The Druze community of South Australia wanted to create a community centre for the increasing number of people migrating from Lebanon to Adelaide. They raised donations and a group of 20 Druze families guaranteed the loan to enable the centre to be built.
In 2016, it was bought by the Australian Unitarian Druze Community Incorporated which continued it as a centre for community and cultural events, as well as hiring it out to dance schools and senior citizens groups. But last year, when the COVID-19 pandemic saw such events cancelled for months on end, it took a financial toll on the centre. Earlier this year, its owners notified hirers that it would be placed on the market.
Rhett English, a champion ballroom dancer, co-director of Adelaide’s Dance Gallery and the centre’s most regular hirer, remembers his first dance performance at the Wonderland Ballroom when he was a 10-year-old – nearly 50 years ago.
He said it holds a special place not just in his heart, but in the heart of the local dance community.
“I’ve been hiring that venue for the best part of 10 years for social dances and it’s been hired for 40 to 45 years for dance competitions. It will be a shame if we lose it and lose somewhere a lot of people can go to dance, exercise and socialise,” he said.
“We have couples who come from all over Australia to compete at the championships and they all say this is one of the best ballrooms in the country.

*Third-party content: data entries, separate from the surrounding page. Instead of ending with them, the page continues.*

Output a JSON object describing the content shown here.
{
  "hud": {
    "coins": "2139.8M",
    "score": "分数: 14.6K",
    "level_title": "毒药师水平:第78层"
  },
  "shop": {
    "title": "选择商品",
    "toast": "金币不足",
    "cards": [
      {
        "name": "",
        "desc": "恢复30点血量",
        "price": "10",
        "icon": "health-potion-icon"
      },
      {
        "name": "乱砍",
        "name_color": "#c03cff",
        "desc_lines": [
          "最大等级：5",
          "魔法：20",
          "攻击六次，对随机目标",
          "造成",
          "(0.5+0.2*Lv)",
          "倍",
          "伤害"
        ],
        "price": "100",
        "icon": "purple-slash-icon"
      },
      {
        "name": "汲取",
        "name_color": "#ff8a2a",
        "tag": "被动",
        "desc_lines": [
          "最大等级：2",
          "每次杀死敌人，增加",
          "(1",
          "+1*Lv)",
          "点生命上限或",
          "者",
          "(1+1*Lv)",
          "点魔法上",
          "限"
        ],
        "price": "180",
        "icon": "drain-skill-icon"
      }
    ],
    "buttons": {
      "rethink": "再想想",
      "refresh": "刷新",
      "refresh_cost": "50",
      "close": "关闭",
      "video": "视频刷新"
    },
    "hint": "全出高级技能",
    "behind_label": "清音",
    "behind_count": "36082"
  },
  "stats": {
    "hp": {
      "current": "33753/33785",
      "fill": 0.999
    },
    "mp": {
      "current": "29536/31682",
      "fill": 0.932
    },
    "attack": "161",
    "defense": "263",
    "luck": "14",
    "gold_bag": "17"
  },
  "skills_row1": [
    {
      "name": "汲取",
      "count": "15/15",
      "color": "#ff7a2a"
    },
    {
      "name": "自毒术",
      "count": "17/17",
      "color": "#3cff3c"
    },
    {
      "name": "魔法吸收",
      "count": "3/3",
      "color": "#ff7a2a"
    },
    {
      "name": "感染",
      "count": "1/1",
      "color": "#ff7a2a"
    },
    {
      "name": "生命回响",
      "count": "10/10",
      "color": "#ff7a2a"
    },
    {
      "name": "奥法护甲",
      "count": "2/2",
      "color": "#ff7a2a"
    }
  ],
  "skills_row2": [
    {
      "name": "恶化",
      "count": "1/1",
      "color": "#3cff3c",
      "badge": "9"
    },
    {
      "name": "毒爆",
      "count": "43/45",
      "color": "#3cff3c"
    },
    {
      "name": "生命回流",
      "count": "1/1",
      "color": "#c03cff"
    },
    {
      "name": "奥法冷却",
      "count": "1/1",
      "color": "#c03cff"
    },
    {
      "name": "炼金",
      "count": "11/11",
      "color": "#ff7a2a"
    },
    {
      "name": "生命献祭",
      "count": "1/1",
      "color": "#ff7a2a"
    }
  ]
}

They say to me, ‘We wish we had a ballroom like this in our state.’ ”
Mr English said over the decades many locals had met their partners at Wonderland and later married. “They ring me to say they want to book in for one of our dances on a certain date because it’s the anniversary of when they met.”
He’s hoping people will rally and lobby the local council to consider buying the Belair Rd building so it could continue to serve the dance world and the local community.
Asked where the ballroom championships and other dance events would be held in Adelaide if the ballroom was demolished to make way for a development, he replied: “Good question. There won’t be anything that’s quite like the Wonderland anywhere.”
In the 40 years before Wonderland Ballroom opened, social dances in Adelaide were held at the Palais de Danse on North Terrace. Built in 1920, the art deco building was demolished in 1967. The site is now a car park.